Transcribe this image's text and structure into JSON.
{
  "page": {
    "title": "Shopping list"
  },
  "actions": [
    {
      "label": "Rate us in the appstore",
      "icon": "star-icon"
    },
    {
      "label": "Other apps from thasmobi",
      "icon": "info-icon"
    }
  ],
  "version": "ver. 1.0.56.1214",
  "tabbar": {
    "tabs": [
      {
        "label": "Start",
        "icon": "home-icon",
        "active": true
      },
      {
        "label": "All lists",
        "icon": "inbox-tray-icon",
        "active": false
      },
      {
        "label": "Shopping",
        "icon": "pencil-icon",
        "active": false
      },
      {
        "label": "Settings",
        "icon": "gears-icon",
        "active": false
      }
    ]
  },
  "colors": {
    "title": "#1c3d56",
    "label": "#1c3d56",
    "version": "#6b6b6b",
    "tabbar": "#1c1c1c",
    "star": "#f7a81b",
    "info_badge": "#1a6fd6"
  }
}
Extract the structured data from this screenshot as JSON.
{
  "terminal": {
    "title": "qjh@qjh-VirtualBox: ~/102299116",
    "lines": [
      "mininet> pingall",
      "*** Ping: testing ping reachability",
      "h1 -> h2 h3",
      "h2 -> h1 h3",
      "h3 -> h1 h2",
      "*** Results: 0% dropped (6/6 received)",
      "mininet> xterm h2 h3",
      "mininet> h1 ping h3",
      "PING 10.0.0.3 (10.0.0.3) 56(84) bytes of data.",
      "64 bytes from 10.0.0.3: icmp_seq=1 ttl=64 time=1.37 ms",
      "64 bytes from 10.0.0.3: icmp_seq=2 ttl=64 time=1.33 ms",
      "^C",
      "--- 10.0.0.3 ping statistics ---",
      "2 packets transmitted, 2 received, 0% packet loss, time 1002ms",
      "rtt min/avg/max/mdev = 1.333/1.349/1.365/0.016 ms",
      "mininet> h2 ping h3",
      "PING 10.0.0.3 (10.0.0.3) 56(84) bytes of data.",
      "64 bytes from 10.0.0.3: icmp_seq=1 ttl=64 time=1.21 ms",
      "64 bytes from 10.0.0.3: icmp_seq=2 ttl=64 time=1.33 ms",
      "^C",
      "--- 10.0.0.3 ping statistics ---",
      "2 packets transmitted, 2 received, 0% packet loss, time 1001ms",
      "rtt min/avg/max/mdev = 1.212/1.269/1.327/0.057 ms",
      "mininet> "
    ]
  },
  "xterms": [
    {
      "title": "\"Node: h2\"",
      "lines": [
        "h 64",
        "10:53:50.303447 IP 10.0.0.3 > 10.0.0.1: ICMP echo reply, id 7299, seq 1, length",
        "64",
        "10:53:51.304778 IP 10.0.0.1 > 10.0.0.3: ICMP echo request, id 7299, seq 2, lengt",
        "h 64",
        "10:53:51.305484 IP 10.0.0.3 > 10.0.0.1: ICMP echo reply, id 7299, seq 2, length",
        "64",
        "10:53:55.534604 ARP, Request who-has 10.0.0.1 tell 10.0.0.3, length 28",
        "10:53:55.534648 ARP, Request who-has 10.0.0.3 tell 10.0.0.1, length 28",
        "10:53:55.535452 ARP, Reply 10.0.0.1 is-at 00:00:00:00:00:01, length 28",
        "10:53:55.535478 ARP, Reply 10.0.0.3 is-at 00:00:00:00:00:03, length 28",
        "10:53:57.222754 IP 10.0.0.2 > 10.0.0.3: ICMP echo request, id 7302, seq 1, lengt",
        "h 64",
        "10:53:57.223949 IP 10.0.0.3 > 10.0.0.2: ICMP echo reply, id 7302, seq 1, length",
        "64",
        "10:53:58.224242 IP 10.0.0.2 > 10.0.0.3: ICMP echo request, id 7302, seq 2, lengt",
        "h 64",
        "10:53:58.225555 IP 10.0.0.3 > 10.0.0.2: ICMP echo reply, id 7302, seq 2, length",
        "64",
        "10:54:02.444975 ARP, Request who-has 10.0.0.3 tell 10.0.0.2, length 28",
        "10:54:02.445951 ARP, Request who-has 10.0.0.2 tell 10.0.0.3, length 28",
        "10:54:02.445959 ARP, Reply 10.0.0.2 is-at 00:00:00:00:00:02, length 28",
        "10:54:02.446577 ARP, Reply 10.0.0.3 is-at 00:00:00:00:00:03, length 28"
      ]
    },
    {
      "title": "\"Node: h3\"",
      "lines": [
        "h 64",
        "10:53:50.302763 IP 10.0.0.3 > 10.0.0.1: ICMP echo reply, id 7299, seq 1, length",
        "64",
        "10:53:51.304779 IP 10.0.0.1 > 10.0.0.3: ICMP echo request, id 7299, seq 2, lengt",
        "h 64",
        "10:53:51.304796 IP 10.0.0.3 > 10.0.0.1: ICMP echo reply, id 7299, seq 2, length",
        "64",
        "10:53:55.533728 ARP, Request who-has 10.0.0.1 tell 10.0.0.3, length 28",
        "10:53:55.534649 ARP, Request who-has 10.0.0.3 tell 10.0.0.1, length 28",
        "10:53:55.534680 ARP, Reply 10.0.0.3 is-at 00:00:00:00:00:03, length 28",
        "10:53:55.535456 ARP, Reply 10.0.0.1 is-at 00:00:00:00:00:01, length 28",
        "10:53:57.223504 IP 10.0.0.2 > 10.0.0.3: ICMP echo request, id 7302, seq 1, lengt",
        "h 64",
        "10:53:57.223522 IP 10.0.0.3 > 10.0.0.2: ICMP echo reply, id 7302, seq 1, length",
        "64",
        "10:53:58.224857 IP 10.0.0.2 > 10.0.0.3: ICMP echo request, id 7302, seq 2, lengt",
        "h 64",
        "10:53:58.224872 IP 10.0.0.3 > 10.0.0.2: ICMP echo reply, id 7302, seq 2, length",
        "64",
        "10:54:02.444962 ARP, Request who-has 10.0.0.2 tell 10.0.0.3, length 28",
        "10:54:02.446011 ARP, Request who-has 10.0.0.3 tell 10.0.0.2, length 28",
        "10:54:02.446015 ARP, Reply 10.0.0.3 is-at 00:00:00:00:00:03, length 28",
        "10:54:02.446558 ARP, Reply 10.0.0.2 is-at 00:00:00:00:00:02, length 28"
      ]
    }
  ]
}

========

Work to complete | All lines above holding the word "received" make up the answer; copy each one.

Result for this exercise |
      "*** Results: 0% dropped (6/6 received)",
      "2 packets transmitted, 2 received, 0% packet loss, time 1002ms",
      "2 packets transmitted, 2 received, 0% packet loss, time 1001ms",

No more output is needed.